→ DATASET ENTRIES
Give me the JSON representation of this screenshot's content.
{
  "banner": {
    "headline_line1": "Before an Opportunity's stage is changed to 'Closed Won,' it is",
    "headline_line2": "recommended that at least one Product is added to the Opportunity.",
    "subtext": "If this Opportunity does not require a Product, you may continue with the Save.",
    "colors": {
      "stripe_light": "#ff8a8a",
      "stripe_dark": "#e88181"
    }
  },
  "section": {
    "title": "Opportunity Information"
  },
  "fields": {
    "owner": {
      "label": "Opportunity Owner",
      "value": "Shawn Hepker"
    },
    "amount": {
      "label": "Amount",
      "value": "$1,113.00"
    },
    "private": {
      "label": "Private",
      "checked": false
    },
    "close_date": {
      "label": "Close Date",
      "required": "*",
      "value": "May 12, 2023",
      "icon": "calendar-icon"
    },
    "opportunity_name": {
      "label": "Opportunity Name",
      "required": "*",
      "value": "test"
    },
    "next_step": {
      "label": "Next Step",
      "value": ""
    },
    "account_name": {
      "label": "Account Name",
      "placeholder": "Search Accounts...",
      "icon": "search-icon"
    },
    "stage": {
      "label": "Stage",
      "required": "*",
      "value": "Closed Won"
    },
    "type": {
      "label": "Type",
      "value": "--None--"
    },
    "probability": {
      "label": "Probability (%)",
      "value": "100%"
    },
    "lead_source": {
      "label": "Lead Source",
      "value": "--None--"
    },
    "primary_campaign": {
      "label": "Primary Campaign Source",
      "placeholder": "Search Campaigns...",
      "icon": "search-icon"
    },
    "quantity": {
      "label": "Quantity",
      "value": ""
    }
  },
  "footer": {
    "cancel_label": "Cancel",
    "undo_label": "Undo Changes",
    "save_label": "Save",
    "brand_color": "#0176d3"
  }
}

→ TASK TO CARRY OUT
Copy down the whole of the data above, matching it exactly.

→ WRITTEN REPLY
Give me the JSON representation of this screenshot's content.
{
  "banner": {
    "headline_line1": "Before an Opportunity's stage is changed to 'Closed Won,' it is",
    "headline_line2": "recommended that at least one Product is added to the Opportunity.",
    "subtext": "If this Opportunity does not require a Product, you may continue with the Save.",
    "colors": {
      "stripe_light": "#ff8a8a",
      "stripe_dark": "#e88181"
    }
  },
  "section": {
    "title": "Opportunity Information"
  },
  "fields": {
    "owner": {
      "label": "Opportunity Owner",
      "value": "Shawn Hepker"
    },
    "amount": {
      "label": "Amount",
      "value": "$1,113.00"
    },
    "private": {
      "label": "Private",
      "checked": false
    },
    "close_date": {
      "label": "Close Date",
      "required": "*",
      "value": "May 12, 2023",
      "icon": "calendar-icon"
    },
    "opportunity_name": {
      "label": "Opportunity Name",
      "required": "*",
      "value": "test"
    },
    "next_step": {
      "label": "Next Step",
      "value": ""
    },
    "account_name": {
      "label": "Account Name",
      "placeholder": "Search Accounts...",
      "icon": "search-icon"
    },
    "stage": {
      "label": "Stage",
      "required": "*",
      "value": "Closed Won"
    },
    "type": {
      "label": "Type",
      "value": "--None--"
    },
    "probability": {
      "label": "Probability (%)",
      "value": "100%"
    },
    "lead_source": {
      "label": "Lead Source",
      "value": "--None--"
    },
    "primary_campaign": {
      "label": "Primary Campaign Source",
      "placeholder": "Search Campaigns...",
      "icon": "search-icon"
    },
    "quantity": {
      "label": "Quantity",
      "value": ""
    }
  },
  "footer": {
    "cancel_label": "Cancel",
    "undo_label": "Undo Changes",
    "save_label": "Save",
    "brand_color": "#0176d3"
  }
}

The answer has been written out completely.